Task data:
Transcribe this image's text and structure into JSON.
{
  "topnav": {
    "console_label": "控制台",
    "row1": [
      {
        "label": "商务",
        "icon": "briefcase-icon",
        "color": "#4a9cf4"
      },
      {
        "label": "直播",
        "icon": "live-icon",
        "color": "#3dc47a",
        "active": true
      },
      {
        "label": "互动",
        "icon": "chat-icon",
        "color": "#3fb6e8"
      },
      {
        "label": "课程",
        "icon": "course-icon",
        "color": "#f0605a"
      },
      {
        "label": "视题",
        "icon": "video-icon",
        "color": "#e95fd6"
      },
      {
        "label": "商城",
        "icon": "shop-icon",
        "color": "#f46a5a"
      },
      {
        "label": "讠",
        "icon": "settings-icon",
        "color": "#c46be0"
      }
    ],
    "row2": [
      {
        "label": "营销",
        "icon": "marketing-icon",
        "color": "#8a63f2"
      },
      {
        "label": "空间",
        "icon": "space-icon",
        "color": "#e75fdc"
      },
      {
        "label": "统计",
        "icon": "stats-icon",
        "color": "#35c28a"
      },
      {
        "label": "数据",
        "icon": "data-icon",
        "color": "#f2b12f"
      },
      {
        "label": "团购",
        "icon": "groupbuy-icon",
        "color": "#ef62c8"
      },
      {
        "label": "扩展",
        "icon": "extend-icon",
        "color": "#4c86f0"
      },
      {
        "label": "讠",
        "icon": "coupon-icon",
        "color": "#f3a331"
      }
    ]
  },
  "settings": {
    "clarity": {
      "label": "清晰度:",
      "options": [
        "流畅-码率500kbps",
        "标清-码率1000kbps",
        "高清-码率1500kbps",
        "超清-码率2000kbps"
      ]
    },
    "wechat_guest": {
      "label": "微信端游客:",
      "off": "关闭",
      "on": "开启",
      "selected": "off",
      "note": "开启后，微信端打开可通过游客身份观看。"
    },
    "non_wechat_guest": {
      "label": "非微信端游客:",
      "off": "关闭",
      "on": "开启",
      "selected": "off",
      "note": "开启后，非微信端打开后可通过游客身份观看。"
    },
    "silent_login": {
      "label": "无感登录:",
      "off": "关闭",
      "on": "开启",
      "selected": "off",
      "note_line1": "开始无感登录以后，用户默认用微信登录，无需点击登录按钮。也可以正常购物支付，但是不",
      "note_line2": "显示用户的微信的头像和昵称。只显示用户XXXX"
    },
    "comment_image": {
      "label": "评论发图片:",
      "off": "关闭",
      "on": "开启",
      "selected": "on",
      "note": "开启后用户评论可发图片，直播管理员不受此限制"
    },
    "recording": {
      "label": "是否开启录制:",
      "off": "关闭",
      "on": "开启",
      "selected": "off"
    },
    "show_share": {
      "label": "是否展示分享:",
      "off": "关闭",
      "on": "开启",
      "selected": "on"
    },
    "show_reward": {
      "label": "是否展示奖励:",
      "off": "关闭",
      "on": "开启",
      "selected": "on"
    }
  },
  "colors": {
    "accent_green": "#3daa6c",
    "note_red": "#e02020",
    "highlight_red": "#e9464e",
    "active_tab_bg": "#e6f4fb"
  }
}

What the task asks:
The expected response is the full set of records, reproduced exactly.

Result below:
Transcribe this image's text and structure into JSON.
{
  "topnav": {
    "console_label": "控制台",
    "row1": [
      {
        "label": "商务",
        "icon": "briefcase-icon",
        "color": "#4a9cf4"
      },
      {
        "label": "直播",
        "icon": "live-icon",
        "color": "#3dc47a",
        "active": true
      },
      {
        "label": "互动",
        "icon": "chat-icon",
        "color": "#3fb6e8"
      },
      {
        "label": "课程",
        "icon": "course-icon",
        "color": "#f0605a"
      },
      {
        "label": "视题",
        "icon": "video-icon",
        "color": "#e95fd6"
      },
      {
        "label": "商城",
        "icon": "shop-icon",
        "color": "#f46a5a"
      },
      {
        "label": "讠",
        "icon": "settings-icon",
        "color": "#c46be0"
      }
    ],
    "row2": [
      {
        "label": "营销",
        "icon": "marketing-icon",
        "color": "#8a63f2"
      },
      {
        "label": "空间",
        "icon": "space-icon",
        "color": "#e75fdc"
      },
      {
        "label": "统计",
        "icon": "stats-icon",
        "color": "#35c28a"
      },
      {
        "label": "数据",
        "icon": "data-icon",
        "color": "#f2b12f"
      },
      {
        "label": "团购",
        "icon": "groupbuy-icon",
        "color": "#ef62c8"
      },
      {
        "label": "扩展",
        "icon": "extend-icon",
        "color": "#4c86f0"
      },
      {
        "label": "讠",
        "icon": "coupon-icon",
        "color": "#f3a331"
      }
    ]
  },
  "settings": {
    "clarity": {
      "label": "清晰度:",
      "options": [
        "流畅-码率500kbps",
        "标清-码率1000kbps",
        "高清-码率1500kbps",
        "超清-码率2000kbps"
      ]
    },
    "wechat_guest": {
      "label": "微信端游客:",
      "off": "关闭",
      "on": "开启",
      "selected": "off",
      "note": "开启后，微信端打开可通过游客身份观看。"
    },
    "non_wechat_guest": {
      "label": "非微信端游客:",
      "off": "关闭",
      "on": "开启",
      "selected": "off",
      "note": "开启后，非微信端打开后可通过游客身份观看。"
    },
    "silent_login": {
      "label": "无感登录:",
      "off": "关闭",
      "on": "开启",
      "selected": "off",
      "note_line1": "开始无感登录以后，用户默认用微信登录，无需点击登录按钮。也可以正常购物支付，但是不",
      "note_line2": "显示用户的微信的头像和昵称。只显示用户XXXX"
    },
    "comment_image": {
      "label": "评论发图片:",
      "off": "关闭",
      "on": "开启",
      "selected": "on",
      "note": "开启后用户评论可发图片，直播管理员不受此限制"
    },
    "recording": {
      "label": "是否开启录制:",
      "off": "关闭",
      "on": "开启",
      "selected": "off"
    },
    "show_share": {
      "label": "是否展示分享:",
      "off": "关闭",
      "on": "开启",
      "selected": "on"
    },
    "show_reward": {
      "label": "是否展示奖励:",
      "off": "关闭",
      "on": "开启",
      "selected": "on"
    }
  },
  "colors": {
    "accent_green": "#3daa6c",
    "note_red": "#e02020",
    "highlight_red": "#e9464e",
    "active_tab_bg": "#e6f4fb"
  }
}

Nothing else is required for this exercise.